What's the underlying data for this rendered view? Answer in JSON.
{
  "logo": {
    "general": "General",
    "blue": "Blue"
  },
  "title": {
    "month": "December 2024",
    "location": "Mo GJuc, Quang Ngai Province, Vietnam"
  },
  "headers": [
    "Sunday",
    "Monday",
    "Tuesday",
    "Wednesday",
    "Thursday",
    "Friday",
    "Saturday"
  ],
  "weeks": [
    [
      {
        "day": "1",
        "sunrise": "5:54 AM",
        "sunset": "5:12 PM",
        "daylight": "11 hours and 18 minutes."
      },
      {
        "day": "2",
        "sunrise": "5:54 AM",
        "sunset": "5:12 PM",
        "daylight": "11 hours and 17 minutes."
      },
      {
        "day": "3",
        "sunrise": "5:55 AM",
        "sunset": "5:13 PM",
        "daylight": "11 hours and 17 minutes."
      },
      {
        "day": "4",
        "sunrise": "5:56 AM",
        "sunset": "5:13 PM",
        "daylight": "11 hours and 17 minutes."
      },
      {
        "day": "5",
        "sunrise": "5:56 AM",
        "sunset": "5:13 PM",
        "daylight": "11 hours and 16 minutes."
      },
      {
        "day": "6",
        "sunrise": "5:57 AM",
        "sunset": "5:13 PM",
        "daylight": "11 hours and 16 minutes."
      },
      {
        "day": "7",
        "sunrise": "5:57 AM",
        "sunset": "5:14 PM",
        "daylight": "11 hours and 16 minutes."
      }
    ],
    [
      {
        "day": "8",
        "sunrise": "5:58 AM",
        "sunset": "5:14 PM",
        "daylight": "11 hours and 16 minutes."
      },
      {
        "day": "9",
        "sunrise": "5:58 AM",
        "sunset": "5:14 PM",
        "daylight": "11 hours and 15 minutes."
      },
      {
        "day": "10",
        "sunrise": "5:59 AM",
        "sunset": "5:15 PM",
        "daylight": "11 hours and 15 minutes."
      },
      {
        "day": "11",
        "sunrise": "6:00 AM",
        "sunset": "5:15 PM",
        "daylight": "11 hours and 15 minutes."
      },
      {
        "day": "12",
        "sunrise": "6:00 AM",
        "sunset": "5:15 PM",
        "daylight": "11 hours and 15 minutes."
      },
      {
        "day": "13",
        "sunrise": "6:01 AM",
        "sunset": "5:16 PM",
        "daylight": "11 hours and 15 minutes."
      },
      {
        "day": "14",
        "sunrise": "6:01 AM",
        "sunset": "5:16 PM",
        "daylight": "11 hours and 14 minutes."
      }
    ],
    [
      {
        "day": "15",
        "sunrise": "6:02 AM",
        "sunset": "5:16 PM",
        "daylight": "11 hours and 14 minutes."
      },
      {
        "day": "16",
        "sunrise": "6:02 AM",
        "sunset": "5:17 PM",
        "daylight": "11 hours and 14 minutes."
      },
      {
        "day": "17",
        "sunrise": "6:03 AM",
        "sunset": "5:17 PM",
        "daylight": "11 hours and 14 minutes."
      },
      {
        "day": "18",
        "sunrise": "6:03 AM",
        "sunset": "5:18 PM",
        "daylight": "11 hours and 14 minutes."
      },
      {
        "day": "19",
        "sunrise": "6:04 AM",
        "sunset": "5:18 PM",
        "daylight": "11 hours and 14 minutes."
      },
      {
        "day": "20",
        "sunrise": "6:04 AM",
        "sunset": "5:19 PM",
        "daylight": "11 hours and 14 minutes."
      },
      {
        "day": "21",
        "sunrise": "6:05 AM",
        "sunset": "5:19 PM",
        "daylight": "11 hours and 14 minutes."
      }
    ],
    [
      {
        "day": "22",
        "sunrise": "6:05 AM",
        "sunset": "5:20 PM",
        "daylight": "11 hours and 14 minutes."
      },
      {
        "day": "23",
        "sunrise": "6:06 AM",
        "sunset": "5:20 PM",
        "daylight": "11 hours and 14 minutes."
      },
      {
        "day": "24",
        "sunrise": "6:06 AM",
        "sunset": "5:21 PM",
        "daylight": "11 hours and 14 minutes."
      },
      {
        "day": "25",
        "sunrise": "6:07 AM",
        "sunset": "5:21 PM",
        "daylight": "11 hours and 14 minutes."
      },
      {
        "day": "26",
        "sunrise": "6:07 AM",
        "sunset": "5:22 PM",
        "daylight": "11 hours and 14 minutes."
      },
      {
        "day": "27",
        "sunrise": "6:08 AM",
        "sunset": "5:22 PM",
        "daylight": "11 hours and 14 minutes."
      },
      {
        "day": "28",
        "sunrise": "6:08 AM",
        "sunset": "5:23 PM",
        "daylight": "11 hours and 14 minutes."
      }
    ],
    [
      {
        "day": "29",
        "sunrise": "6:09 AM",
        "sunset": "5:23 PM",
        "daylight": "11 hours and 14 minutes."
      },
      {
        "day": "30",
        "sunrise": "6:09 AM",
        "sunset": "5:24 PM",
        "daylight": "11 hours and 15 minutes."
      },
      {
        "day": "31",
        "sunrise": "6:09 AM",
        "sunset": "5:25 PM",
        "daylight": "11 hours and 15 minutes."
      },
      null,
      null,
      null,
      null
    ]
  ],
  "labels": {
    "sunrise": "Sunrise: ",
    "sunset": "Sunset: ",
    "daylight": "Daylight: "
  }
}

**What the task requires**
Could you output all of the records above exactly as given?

**Response box**
What's the underlying data for this rendered view? Answer in JSON.
{
  "logo": {
    "general": "General",
    "blue": "Blue"
  },
  "title": {
    "month": "December 2024",
    "location": "Mo GJuc, Quang Ngai Province, Vietnam"
  },
  "headers": [
    "Sunday",
    "Monday",
    "Tuesday",
    "Wednesday",
    "Thursday",
    "Friday",
    "Saturday"
  ],
  "weeks": [
    [
      {
        "day": "1",
        "sunrise": "5:54 AM",
        "sunset": "5:12 PM",
        "daylight": "11 hours and 18 minutes."
      },
      {
        "day": "2",
        "sunrise": "5:54 AM",
        "sunset": "5:12 PM",
        "daylight": "11 hours and 17 minutes."
      },
      {
        "day": "3",
        "sunrise": "5:55 AM",
        "sunset": "5:13 PM",
        "daylight": "11 hours and 17 minutes."
      },
      {
        "day": "4",
        "sunrise": "5:56 AM",
        "sunset": "5:13 PM",
        "daylight": "11 hours and 17 minutes."
      },
      {
        "day": "5",
        "sunrise": "5:56 AM",
        "sunset": "5:13 PM",
        "daylight": "11 hours and 16 minutes."
      },
      {
        "day": "6",
        "sunrise": "5:57 AM",
        "sunset": "5:13 PM",
        "daylight": "11 hours and 16 minutes."
      },
      {
        "day": "7",
        "sunrise": "5:57 AM",
        "sunset": "5:14 PM",
        "daylight": "11 hours and 16 minutes."
      }
    ],
    [
      {
        "day": "8",
        "sunrise": "5:58 AM",
        "sunset": "5:14 PM",
        "daylight": "11 hours and 16 minutes."
      },
      {
        "day": "9",
        "sunrise": "5:58 AM",
        "sunset": "5:14 PM",
        "daylight": "11 hours and 15 minutes."
      },
      {
        "day": "10",
        "sunrise": "5:59 AM",
        "sunset": "5:15 PM",
        "daylight": "11 hours and 15 minutes."
      },
      {
        "day": "11",
        "sunrise": "6:00 AM",
        "sunset": "5:15 PM",
        "daylight": "11 hours and 15 minutes."
      },
      {
        "day": "12",
        "sunrise": "6:00 AM",
        "sunset": "5:15 PM",
        "daylight": "11 hours and 15 minutes."
      },
      {
        "day": "13",
        "sunrise": "6:01 AM",
        "sunset": "5:16 PM",
        "daylight": "11 hours and 15 minutes."
      },
      {
        "day": "14",
        "sunrise": "6:01 AM",
        "sunset": "5:16 PM",
        "daylight": "11 hours and 14 minutes."
      }
    ],
    [
      {
        "day": "15",
        "sunrise": "6:02 AM",
        "sunset": "5:16 PM",
        "daylight": "11 hours and 14 minutes."
      },
      {
        "day": "16",
        "sunrise": "6:02 AM",
        "sunset": "5:17 PM",
        "daylight": "11 hours and 14 minutes."
      },
      {
        "day": "17",
        "sunrise": "6:03 AM",
        "sunset": "5:17 PM",
        "daylight": "11 hours and 14 minutes."
      },
      {
        "day": "18",
        "sunrise": "6:03 AM",
        "sunset": "5:18 PM",
        "daylight": "11 hours and 14 minutes."
      },
      {
        "day": "19",
        "sunrise": "6:04 AM",
        "sunset": "5:18 PM",
        "daylight": "11 hours and 14 minutes."
      },
      {
        "day": "20",
        "sunrise": "6:04 AM",
        "sunset": "5:19 PM",
        "daylight": "11 hours and 14 minutes."
      },
      {
        "day": "21",
        "sunrise": "6:05 AM",
        "sunset": "5:19 PM",
        "daylight": "11 hours and 14 minutes."
      }
    ],
    [
      {
        "day": "22",
        "sunrise": "6:05 AM",
        "sunset": "5:20 PM",
        "daylight": "11 hours and 14 minutes."
      },
      {
        "day": "23",
        "sunrise": "6:06 AM",
        "sunset": "5:20 PM",
        "daylight": "11 hours and 14 minutes."
      },
      {
        "day": "24",
        "sunrise": "6:06 AM",
        "sunset": "5:21 PM",
        "daylight": "11 hours and 14 minutes."
      },
      {
        "day": "25",
        "sunrise": "6:07 AM",
        "sunset": "5:21 PM",
        "daylight": "11 hours and 14 minutes."
      },
      {
        "day": "26",
        "sunrise": "6:07 AM",
        "sunset": "5:22 PM",
        "daylight": "11 hours and 14 minutes."
      },
      {
        "day": "27",
        "sunrise": "6:08 AM",
        "sunset": "5:22 PM",
        "daylight": "11 hours and 14 minutes."
      },
      {
        "day": "28",
        "sunrise": "6:08 AM",
        "sunset": "5:23 PM",
        "daylight": "11 hours and 14 minutes."
      }
    ],
    [
      {
        "day": "29",
        "sunrise": "6:09 AM",
        "sunset": "5:23 PM",
        "daylight": "11 hours and 14 minutes."
      },
      {
        "day": "30",
        "sunrise": "6:09 AM",
        "sunset": "5:24 PM",
        "daylight": "11 hours and 15 minutes."
      },
      {
        "day": "31",
        "sunrise": "6:09 AM",
        "sunset": "5:25 PM",
        "daylight": "11 hours and 15 minutes."
      },
      null,
      null,
      null,
      null
    ]
  ],
  "labels": {
    "sunrise": "Sunrise: ",
    "sunset": "Sunset: ",
    "daylight": "Daylight: "
  }
}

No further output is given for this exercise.